Character Coach Russell Davis leads the DCHS Tigers in prayer before a scrimmage game Aug. 10. - photo by Bob Christian

A character coach will continue his volunteer role but will no longer lead students in prayer following a complaint made about prayer before Dawson County High School football games, according to Dawson County Schools.
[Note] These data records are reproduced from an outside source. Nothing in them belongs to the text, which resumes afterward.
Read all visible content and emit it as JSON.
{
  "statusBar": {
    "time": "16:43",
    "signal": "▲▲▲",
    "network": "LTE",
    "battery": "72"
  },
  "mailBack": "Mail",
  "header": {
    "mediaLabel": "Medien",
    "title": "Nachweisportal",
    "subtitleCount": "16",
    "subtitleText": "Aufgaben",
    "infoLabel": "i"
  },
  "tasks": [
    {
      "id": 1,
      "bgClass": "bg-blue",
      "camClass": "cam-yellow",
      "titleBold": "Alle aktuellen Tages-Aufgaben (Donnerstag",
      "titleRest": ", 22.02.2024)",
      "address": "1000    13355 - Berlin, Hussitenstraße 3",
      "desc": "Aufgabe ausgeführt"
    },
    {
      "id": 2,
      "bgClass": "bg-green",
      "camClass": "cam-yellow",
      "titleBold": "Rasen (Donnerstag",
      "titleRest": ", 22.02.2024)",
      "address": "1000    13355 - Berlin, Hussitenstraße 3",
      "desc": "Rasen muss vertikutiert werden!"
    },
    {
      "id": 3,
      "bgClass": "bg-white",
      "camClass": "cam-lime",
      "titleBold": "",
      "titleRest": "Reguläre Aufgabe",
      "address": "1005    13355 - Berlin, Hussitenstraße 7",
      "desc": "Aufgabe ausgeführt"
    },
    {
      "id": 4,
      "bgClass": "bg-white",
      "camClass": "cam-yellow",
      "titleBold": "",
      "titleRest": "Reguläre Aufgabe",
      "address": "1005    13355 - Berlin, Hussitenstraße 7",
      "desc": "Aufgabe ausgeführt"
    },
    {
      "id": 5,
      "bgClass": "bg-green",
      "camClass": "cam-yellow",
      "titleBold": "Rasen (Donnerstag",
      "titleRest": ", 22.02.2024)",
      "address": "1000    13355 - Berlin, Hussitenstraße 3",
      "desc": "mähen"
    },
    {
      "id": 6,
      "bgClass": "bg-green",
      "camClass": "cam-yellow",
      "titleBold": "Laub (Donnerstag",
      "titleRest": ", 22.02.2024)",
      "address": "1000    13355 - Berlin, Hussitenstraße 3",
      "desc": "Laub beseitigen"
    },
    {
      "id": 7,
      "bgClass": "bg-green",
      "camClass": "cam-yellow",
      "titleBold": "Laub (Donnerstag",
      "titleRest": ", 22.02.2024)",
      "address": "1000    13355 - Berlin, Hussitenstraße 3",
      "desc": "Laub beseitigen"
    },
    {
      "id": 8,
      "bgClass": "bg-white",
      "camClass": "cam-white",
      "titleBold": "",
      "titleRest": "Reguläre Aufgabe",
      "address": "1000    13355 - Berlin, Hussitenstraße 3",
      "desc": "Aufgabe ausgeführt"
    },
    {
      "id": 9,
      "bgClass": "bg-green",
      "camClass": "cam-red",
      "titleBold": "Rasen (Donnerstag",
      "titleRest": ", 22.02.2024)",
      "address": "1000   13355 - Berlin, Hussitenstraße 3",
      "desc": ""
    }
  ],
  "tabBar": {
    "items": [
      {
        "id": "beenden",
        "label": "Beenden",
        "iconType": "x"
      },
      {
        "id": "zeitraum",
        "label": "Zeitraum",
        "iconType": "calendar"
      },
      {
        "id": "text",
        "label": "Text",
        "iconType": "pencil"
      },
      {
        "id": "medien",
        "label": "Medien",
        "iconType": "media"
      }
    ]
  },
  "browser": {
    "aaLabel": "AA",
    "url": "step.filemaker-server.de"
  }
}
Students will continue gathering voluntarily to express their beliefs and any prayers at the school will be student led.

The Freedom From Religion Foundation, a national nonprofit organization, on Sept. 21 requested the school system investigate a resident’s complaint about Russell Davis, who was featured on the Dawson County High School football team website as “football character coach.” Monday evening, his title simply read “volunteer.”

A video posted by a parent on Facebook Sept. 7 shows Davis, a pastor at Etowah Church, leading the Dawson County Tigers and children from a local parks and recreation football team in prayer in the high school locker room before a game against the West Hall Spartans.

The video had received more than 68,000 views as of Tuesday afternoon. 

Dawson County Schools Superintendent Damon Gibbs said Monday afternoon that the school system was made aware that a letter on behalf of the foundation was sent to the attorney for the district.

After “reviewing the information provided and conversations with appropriate school officials, the district is committed to following the parameters set forth in the First Amendment, and the court decisions interpreting the First Amendment, relating to both the establishment of religion and student’s rights to exercise their freedom of religion," Gibbs said in an email. "We believe that our coaches have an understanding of those guidelines and will abide by them.”

The press release from the foundation stated that “schools cannot appoint or employ a chaplain, seek out a spiritual leader for students, or agree to have a volunteer teach other people’s children that character centers on religious belief, because public schools may not advance or promote religion.”

After news broke Friday about the complaint, the team prayed without coaches shortly before the Sept. 21 home football match against visiting rival Lumpkin County.

The foundation requested Dawson County Schools investigate the complaint and take action to ensure that its football program is “no longer allowing religious leaders access to its students or violating students’ rights by promoting religion in their school,” the press release reads.

Dawson County Tigers, together in brotherhood from the beginning.

Posted by Thomas Stearnes on Friday, September 7, 2018